By Fernando Rodríguez, in Madrid | Entrepreneur and shrewd analyst, the Spanish media often seek his help as an economist: Emilio Ontiveros is board director of Torreal and Mútua Madrileña, and we had the following conversation with him for Revista Consejeros.
What is your opinion about the current economic governance of this crisis? The IMF, the G-7, G-20… The discrediting of the ECB and the EU seem clear enough at this point. There is a significant asymmetry between the severity of the problems, their global extent, and the absence of institutions actually capable of facing them. It's true. At global level, we find ourselves in the hands of institutions that are not up to the circumstances. What worries me is that the euro zone suffers serious government shortcomings. The increasing risk aversion showed by investors has more to do with the inability of the euro zone to offer responses than with the public finances' deterioration.
With regards to Spain, will it be enough to have introduced in the Constitution a budget deficit limit? It looks like a capitulation, as if politicians accepted that they are unable to control a simple measure of fiscal policy. The constitutional reform was not strictly necessary. Moreover, by doing it so hastily and in the absence of any debate, it looked as if we did not trust ourselves and we were self-imposing a deficit control. The Spanish legal system has other mechanisms to achieve the same goal. Had it been formalised without rush, it'd have had a more positive effect. Governments are important, even with a monetary policy that has already been transferred to Frankfurt. Breaking our constitutional tradition in that way was not the most sensible decision.

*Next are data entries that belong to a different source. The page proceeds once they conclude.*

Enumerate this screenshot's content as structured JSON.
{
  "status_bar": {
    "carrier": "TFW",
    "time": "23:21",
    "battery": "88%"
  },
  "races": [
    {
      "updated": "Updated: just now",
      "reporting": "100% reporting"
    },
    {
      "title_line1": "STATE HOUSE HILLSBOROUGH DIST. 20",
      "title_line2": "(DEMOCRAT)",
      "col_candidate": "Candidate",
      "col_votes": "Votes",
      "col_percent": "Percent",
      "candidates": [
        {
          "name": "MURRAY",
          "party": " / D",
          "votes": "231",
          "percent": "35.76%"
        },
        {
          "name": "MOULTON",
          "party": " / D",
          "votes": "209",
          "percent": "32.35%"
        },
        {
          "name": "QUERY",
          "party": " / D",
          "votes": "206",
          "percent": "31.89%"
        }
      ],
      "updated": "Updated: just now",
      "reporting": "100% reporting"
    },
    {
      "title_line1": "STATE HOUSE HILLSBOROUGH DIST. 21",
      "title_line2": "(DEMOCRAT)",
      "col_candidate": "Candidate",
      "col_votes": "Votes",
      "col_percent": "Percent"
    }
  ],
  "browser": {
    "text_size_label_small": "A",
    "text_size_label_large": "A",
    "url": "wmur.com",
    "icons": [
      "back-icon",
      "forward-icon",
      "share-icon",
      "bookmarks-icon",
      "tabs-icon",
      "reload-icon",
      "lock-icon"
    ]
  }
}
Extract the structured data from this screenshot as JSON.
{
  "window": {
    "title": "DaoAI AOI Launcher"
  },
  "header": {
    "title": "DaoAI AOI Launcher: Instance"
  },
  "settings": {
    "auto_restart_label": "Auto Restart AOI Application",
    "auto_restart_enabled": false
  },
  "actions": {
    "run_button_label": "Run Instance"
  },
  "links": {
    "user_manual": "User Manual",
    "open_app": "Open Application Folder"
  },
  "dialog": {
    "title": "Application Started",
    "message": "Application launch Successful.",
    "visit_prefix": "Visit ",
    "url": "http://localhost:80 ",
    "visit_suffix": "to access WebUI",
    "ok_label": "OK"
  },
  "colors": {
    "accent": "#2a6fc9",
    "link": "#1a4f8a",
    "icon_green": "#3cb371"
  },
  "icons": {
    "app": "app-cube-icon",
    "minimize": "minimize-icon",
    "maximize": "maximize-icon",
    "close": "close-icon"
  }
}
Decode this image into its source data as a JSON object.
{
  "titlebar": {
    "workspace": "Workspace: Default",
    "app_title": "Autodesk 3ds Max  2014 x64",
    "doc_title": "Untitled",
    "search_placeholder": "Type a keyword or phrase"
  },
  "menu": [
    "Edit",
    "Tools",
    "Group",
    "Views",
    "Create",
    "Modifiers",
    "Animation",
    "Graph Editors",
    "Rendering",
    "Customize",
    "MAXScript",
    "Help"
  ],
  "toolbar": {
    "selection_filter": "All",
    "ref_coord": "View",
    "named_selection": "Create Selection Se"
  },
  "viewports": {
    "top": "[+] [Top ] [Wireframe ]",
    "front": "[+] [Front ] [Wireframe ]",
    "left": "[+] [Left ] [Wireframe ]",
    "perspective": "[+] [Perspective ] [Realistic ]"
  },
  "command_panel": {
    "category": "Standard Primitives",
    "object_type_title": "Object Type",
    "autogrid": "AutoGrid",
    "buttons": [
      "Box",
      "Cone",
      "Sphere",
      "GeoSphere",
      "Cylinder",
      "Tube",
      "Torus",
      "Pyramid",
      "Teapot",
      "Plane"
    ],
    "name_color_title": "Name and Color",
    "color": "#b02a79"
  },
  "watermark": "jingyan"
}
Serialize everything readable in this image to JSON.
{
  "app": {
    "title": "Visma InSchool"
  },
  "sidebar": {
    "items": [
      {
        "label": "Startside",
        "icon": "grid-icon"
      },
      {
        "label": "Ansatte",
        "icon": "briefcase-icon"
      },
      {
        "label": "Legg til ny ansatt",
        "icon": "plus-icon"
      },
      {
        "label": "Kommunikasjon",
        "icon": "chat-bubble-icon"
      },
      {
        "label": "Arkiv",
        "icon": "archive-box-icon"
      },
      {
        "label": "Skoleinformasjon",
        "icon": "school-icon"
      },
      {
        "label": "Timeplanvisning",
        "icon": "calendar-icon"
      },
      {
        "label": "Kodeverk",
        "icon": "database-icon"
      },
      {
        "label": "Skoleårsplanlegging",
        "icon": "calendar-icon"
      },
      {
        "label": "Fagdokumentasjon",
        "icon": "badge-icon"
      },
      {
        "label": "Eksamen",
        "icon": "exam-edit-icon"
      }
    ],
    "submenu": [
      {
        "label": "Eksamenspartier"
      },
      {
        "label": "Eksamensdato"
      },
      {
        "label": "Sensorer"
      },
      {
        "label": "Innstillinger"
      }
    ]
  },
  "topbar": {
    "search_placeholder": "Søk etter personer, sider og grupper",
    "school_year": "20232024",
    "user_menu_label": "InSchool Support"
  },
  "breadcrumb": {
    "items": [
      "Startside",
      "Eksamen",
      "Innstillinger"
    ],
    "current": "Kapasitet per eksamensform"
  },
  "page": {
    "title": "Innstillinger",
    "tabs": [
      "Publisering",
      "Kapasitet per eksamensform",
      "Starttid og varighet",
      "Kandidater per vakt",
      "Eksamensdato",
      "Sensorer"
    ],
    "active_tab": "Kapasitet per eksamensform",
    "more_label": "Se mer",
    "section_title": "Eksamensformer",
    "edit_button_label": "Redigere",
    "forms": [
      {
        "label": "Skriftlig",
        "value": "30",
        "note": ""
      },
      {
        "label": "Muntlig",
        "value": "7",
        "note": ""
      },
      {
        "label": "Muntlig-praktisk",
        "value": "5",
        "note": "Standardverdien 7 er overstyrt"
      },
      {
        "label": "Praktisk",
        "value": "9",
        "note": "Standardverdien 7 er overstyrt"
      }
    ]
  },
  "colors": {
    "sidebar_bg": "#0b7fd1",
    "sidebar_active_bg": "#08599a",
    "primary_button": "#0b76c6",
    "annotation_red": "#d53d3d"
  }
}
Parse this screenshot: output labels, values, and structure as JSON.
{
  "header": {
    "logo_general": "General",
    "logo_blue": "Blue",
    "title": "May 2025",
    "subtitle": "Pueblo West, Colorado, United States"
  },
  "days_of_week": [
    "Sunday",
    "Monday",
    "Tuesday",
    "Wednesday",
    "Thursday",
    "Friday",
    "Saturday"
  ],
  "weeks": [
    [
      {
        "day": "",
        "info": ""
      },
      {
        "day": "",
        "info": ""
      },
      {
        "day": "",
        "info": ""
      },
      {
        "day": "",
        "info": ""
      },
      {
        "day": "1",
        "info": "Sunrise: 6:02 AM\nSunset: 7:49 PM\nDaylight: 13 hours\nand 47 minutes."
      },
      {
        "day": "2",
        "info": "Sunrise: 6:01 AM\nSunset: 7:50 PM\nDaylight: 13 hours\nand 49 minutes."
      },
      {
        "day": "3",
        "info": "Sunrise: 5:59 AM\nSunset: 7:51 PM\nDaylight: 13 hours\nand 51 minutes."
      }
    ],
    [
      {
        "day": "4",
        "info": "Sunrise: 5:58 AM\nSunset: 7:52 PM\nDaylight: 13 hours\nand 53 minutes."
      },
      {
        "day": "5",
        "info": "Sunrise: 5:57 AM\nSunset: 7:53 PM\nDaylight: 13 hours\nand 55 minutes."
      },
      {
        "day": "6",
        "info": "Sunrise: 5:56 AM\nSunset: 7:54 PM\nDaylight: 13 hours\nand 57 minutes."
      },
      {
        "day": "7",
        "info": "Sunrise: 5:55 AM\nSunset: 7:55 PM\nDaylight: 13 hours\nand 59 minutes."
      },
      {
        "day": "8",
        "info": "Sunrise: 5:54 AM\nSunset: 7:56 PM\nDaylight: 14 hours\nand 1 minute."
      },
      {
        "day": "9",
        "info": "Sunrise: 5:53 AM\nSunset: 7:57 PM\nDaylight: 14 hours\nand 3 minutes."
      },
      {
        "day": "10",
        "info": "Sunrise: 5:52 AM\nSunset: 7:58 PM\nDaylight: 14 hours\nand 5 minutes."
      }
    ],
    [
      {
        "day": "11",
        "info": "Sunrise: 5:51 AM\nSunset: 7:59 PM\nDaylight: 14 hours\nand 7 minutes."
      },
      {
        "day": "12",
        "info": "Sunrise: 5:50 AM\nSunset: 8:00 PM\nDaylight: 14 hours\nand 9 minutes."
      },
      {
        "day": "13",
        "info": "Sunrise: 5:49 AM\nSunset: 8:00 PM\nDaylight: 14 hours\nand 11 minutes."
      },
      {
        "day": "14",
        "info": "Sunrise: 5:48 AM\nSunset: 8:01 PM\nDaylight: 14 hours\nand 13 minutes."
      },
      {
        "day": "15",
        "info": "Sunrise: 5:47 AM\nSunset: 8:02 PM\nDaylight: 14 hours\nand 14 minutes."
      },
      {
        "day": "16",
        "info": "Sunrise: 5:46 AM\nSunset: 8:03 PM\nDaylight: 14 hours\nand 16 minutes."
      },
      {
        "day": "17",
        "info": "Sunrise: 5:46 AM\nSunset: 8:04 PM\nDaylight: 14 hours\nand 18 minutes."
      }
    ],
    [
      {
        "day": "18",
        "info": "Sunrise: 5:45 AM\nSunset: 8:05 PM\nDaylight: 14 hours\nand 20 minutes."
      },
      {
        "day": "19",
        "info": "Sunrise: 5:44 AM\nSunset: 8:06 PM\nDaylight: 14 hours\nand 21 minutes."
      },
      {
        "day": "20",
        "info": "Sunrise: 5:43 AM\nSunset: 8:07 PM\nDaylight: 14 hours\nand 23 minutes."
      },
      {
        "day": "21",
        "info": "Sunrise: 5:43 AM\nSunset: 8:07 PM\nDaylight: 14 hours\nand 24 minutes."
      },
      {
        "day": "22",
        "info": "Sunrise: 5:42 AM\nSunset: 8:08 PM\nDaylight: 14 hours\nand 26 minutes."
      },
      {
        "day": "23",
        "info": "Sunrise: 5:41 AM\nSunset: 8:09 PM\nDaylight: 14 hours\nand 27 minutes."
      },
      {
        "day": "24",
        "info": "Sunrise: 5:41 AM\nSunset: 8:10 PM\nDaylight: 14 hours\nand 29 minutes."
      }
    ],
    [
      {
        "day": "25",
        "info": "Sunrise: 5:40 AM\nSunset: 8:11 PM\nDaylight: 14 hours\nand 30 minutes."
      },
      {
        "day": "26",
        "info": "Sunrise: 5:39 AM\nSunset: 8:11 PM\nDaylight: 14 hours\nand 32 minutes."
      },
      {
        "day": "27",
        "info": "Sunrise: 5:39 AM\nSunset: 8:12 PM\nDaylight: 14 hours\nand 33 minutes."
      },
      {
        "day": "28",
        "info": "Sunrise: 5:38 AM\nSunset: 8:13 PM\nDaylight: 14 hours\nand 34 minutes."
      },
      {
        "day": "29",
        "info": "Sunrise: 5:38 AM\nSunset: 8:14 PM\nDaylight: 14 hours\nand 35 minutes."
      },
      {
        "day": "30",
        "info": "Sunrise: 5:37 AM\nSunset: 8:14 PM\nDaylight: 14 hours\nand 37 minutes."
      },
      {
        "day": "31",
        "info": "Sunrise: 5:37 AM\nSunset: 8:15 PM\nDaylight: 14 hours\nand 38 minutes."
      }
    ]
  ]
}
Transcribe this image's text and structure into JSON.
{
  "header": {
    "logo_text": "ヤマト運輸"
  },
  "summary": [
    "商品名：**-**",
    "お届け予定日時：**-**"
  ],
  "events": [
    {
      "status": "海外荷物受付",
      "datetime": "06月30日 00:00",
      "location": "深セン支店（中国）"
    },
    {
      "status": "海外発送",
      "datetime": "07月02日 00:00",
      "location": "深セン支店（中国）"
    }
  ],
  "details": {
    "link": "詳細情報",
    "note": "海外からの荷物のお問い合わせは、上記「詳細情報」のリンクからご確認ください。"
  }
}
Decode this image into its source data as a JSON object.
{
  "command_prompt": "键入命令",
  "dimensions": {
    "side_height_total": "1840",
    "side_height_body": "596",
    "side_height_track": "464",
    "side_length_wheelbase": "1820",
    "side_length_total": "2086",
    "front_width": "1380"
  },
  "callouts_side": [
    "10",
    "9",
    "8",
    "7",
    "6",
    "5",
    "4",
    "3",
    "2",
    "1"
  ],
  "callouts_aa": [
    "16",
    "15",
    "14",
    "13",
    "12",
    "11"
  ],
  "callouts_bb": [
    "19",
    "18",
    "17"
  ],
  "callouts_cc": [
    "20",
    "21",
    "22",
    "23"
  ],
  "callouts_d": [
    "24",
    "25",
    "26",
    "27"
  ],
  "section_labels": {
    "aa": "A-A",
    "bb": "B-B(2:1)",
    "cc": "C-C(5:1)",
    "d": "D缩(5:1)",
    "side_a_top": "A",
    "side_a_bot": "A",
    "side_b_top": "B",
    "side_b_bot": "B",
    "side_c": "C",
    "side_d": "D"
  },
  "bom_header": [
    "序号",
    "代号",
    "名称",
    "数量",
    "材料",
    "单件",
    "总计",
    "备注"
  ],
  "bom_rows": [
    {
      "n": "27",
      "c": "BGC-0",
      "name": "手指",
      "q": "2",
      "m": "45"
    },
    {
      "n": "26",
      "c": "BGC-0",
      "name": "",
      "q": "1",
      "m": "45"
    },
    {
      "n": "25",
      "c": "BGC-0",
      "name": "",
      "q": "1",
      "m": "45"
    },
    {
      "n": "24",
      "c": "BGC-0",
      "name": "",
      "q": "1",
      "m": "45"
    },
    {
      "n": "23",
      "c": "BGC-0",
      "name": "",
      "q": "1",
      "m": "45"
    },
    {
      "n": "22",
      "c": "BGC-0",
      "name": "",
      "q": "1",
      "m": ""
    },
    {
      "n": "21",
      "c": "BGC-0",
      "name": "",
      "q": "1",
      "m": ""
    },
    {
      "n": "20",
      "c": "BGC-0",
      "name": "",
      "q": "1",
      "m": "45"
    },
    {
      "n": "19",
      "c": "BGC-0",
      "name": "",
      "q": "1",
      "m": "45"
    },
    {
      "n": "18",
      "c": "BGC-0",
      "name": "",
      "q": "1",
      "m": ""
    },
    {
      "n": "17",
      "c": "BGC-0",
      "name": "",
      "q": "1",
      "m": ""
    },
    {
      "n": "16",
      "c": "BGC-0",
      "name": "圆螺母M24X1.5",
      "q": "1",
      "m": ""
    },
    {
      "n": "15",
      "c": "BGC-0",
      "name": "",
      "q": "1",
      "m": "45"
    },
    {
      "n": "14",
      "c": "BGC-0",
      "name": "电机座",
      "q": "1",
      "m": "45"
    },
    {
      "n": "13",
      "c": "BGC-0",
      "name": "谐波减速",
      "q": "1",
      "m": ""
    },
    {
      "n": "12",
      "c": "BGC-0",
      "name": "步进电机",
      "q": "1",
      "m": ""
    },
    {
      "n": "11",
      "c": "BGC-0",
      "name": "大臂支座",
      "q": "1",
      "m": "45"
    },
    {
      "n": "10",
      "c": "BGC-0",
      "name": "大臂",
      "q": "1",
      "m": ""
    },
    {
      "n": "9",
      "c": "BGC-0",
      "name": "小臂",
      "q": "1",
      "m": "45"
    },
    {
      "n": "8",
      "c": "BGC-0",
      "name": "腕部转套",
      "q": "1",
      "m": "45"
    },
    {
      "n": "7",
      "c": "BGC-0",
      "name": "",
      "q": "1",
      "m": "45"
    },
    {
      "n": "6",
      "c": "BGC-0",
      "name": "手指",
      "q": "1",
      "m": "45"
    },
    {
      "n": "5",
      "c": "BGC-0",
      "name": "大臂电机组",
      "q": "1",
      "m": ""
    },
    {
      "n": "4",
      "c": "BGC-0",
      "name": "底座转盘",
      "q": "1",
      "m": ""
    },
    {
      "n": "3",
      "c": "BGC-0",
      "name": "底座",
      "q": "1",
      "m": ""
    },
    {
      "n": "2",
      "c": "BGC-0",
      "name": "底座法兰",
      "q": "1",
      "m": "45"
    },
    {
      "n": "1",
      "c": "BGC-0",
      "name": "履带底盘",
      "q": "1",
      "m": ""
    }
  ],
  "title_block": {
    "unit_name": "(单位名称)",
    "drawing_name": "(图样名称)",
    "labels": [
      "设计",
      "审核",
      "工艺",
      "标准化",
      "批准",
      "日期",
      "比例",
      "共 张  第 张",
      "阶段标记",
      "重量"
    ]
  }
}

What is the condition for the credit to Spain to be restored? A lot depends on what happens in the sovereign debt markets. The expectations are not exactly favourable in the very short term, but if we can reduce some risk aversion in the public debt markets and tensions subside, we could start a normalisation of credit flows even though we will see far lower levels than what we experienced a few years ago. That is, we'll basically see that the credit moves out of the current negative trend. But there is no life without credit, even if we change the evaluation criteria; only when banks have access to wholesale markets again and meet the exigencies of their liabilities, the credit will gradually begin to grow.
But markets seem insatiable and governments do not stop making concessions. Yes, there is an element of intimidation and undue sacrifice, particularly in the bond markets. In some cases, their power of intimidation is comparable to the gods'! What happens is that sometimes the gods are capricious and when you bring a public deficit control, perhaps what they are asking for is growth. So you have to be able to take on the markets. They do so in the US.
From here one can not… Markets sometimes act in a very rational and efficient manner. But you are not to doubt. The markets penalise the indecision and lack of governance in Europe.
You have been critical of the level of supervision of financial institutions. Regulated sectors must be closely monitored, guided and, in occasion, even ordered to do certain things. Bakeries need not do so, but with banks and savings banks, which sometimes require public money, there must be obedience and respect for the supervisor, absolutely, whether in the US, in Spain or in Germany.
How important for the euro zone recovery are tools like the Eurobond issuance or the option of a coordinated fiscal policy between Germany and France? They simply are instruments of what would be a euro zone federal government and public Treasury… What is required is a joint responsibility over the debts. Markets want to see euro bonds and a centralised Treasury.